_Exercise aim:_
For the word "text", determine how many lines of the entries below contain it, and give only that number.

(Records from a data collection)

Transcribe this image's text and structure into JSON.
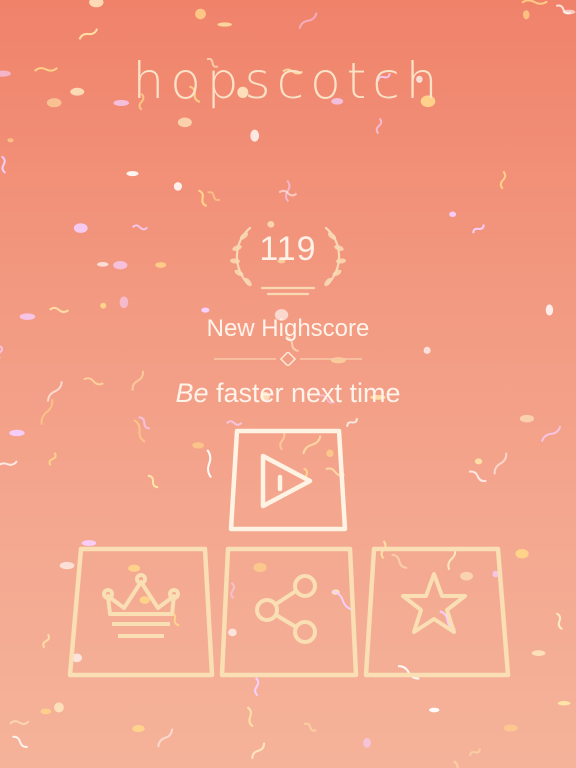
{
  "game": {
    "title": "hopscotch",
    "score": "119",
    "highscore_label": "New Highscore",
    "message_prefix": "Be",
    "message_rest": " faster next time"
  },
  "buttons": {
    "play": {
      "icon": "play-icon"
    },
    "leaderboard": {
      "icon": "crown-icon"
    },
    "share": {
      "icon": "share-icon"
    },
    "rate": {
      "icon": "star-icon"
    }
  },
  "colors": {
    "background_top": "#f0826a",
    "background_bottom": "#f5b39a",
    "text": "#fff3ea",
    "button_outline": "#fff1dc",
    "button_outline_muted": "#f8dcae"
  }
}
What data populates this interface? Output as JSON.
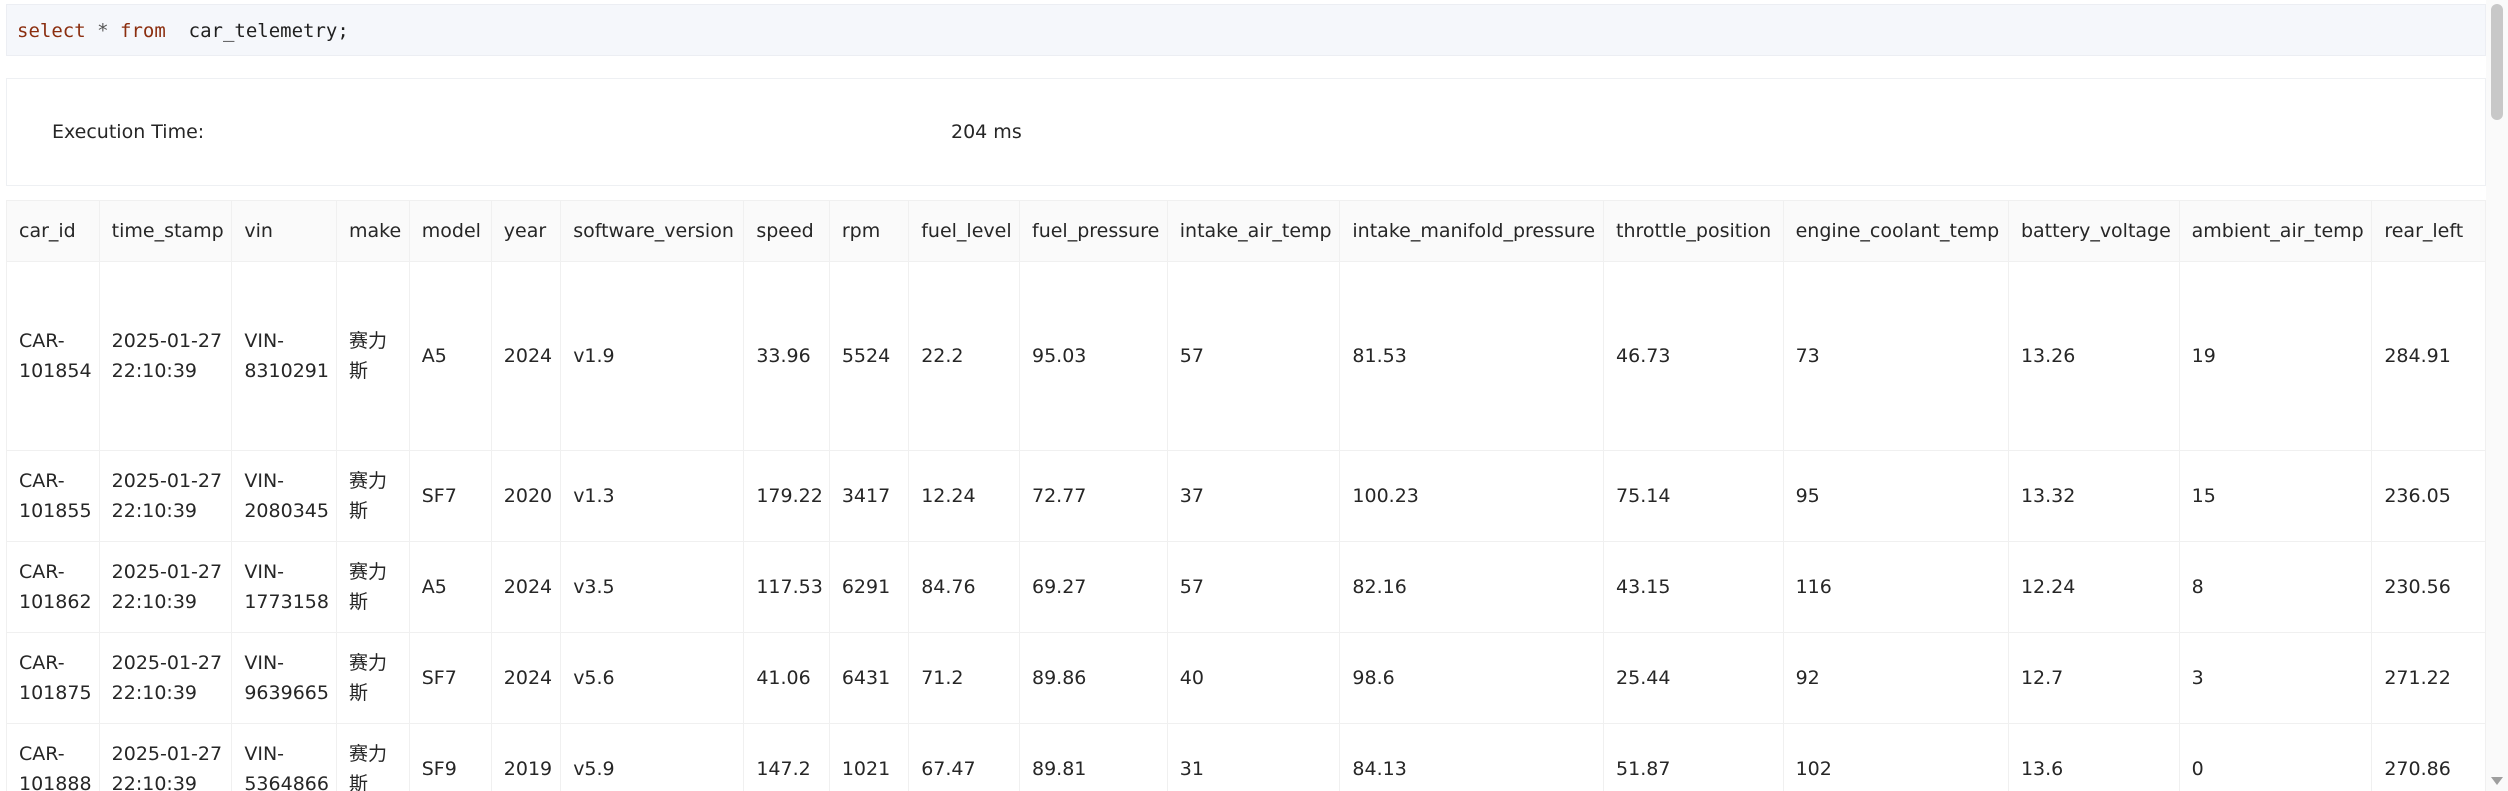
{
  "query": {
    "kw_select": "select",
    "star": "*",
    "kw_from": "from",
    "table": "car_telemetry;"
  },
  "execution": {
    "label": "Execution Time:",
    "value": "204 ms"
  },
  "table": {
    "columns": [
      "car_id",
      "time_stamp",
      "vin",
      "make",
      "model",
      "year",
      "software_version",
      "speed",
      "rpm",
      "fuel_level",
      "fuel_pressure",
      "intake_air_temp",
      "intake_manifold_pressure",
      "throttle_position",
      "engine_coolant_temp",
      "battery_voltage",
      "ambient_air_temp",
      "rear_left"
    ],
    "rows": [
      [
        "CAR-101854",
        "2025-01-27 22:10:39",
        "VIN-8310291",
        "赛力斯",
        "A5",
        "2024",
        "v1.9",
        "33.96",
        "5524",
        "22.2",
        "95.03",
        "57",
        "81.53",
        "46.73",
        "73",
        "13.26",
        "19",
        "284.91"
      ],
      [
        "CAR-101855",
        "2025-01-27 22:10:39",
        "VIN-2080345",
        "赛力斯",
        "SF7",
        "2020",
        "v1.3",
        "179.22",
        "3417",
        "12.24",
        "72.77",
        "37",
        "100.23",
        "75.14",
        "95",
        "13.32",
        "15",
        "236.05"
      ],
      [
        "CAR-101862",
        "2025-01-27 22:10:39",
        "VIN-1773158",
        "赛力斯",
        "A5",
        "2024",
        "v3.5",
        "117.53",
        "6291",
        "84.76",
        "69.27",
        "57",
        "82.16",
        "43.15",
        "116",
        "12.24",
        "8",
        "230.56"
      ],
      [
        "CAR-101875",
        "2025-01-27 22:10:39",
        "VIN-9639665",
        "赛力斯",
        "SF7",
        "2024",
        "v5.6",
        "41.06",
        "6431",
        "71.2",
        "89.86",
        "40",
        "98.6",
        "25.44",
        "92",
        "12.7",
        "3",
        "271.22"
      ],
      [
        "CAR-101888",
        "2025-01-27 22:10:39",
        "VIN-5364866",
        "赛力斯",
        "SF9",
        "2019",
        "v5.9",
        "147.2",
        "1021",
        "67.47",
        "89.81",
        "31",
        "84.13",
        "51.87",
        "102",
        "13.6",
        "0",
        "270.86"
      ]
    ]
  }
}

_Written solution:_
2